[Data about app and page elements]
■ ■ ■ ■ ■ ■ ■

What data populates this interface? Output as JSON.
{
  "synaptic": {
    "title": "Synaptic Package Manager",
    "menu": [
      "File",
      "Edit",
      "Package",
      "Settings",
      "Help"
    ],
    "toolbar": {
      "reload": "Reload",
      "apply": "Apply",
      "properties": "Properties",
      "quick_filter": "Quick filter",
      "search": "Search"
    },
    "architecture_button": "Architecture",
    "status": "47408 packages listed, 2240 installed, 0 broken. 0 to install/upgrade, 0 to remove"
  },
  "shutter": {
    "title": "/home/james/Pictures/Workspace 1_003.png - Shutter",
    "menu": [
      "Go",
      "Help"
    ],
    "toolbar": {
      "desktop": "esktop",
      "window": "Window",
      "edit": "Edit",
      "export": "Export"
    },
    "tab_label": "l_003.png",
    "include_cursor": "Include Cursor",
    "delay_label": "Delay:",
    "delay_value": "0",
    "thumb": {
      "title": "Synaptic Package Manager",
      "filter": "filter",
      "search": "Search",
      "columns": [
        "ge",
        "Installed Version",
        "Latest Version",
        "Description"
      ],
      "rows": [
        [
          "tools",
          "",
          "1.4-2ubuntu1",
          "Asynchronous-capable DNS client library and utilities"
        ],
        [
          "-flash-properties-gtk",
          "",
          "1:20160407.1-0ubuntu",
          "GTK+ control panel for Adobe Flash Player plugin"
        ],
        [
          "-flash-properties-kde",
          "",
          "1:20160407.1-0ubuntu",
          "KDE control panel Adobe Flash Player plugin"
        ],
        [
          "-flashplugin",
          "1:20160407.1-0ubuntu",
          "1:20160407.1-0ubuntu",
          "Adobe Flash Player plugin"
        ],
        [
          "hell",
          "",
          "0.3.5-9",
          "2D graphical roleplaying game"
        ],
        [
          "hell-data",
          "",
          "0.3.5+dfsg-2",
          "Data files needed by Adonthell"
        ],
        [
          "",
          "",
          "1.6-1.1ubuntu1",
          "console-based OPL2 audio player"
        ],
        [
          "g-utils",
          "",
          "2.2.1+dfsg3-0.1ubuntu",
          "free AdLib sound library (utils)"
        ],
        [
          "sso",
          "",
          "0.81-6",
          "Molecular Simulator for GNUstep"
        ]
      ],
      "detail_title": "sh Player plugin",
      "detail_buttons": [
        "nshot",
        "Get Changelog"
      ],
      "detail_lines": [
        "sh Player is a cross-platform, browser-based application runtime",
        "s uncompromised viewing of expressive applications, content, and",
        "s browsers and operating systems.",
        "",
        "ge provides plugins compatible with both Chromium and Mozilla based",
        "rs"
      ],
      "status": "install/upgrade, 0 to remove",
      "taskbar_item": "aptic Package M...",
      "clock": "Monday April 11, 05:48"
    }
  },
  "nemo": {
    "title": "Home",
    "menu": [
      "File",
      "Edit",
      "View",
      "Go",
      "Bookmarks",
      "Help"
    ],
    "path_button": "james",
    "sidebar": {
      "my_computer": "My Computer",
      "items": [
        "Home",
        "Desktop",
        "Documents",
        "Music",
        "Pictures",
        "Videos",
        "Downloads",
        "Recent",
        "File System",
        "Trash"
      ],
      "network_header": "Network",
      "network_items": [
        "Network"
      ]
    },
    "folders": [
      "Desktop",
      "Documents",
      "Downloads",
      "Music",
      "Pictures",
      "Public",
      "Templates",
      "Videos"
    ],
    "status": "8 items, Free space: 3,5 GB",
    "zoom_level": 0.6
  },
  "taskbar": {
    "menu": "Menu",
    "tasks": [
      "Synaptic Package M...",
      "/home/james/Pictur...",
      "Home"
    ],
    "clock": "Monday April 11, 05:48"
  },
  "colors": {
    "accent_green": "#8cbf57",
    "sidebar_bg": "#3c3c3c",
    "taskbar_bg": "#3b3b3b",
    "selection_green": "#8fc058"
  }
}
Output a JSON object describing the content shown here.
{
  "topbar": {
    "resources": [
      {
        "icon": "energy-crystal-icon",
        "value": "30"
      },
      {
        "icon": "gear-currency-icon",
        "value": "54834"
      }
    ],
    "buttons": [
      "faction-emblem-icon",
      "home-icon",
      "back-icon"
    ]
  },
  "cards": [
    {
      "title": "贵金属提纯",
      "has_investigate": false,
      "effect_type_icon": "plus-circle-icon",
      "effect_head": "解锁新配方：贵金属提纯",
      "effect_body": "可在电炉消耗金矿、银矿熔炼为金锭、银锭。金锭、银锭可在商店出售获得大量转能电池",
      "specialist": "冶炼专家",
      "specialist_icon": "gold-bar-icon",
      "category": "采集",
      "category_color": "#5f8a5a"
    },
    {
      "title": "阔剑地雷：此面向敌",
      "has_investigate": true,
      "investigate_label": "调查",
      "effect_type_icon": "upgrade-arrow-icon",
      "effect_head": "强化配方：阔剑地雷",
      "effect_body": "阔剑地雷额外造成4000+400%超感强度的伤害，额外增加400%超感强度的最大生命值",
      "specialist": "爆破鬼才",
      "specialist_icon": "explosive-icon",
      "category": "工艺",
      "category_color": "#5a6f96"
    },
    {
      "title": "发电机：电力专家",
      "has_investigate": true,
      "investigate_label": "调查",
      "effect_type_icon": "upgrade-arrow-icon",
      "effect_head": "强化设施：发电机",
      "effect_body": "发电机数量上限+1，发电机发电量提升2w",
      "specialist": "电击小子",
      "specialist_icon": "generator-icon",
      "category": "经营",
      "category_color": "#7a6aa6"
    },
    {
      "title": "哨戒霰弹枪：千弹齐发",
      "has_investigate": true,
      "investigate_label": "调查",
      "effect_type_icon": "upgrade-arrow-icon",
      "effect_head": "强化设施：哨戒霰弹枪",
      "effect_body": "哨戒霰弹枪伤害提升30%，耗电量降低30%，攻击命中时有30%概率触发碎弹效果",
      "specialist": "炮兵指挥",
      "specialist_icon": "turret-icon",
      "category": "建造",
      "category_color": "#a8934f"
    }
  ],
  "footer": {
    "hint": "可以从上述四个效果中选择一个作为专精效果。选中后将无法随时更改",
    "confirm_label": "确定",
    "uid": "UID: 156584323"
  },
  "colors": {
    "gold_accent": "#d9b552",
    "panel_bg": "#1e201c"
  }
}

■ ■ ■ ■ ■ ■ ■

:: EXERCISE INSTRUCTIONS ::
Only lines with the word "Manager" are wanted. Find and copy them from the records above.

:: WRITTEN REPLY ::
    "title": "Synaptic Package Manager",
      "title": "Synaptic Package Manager",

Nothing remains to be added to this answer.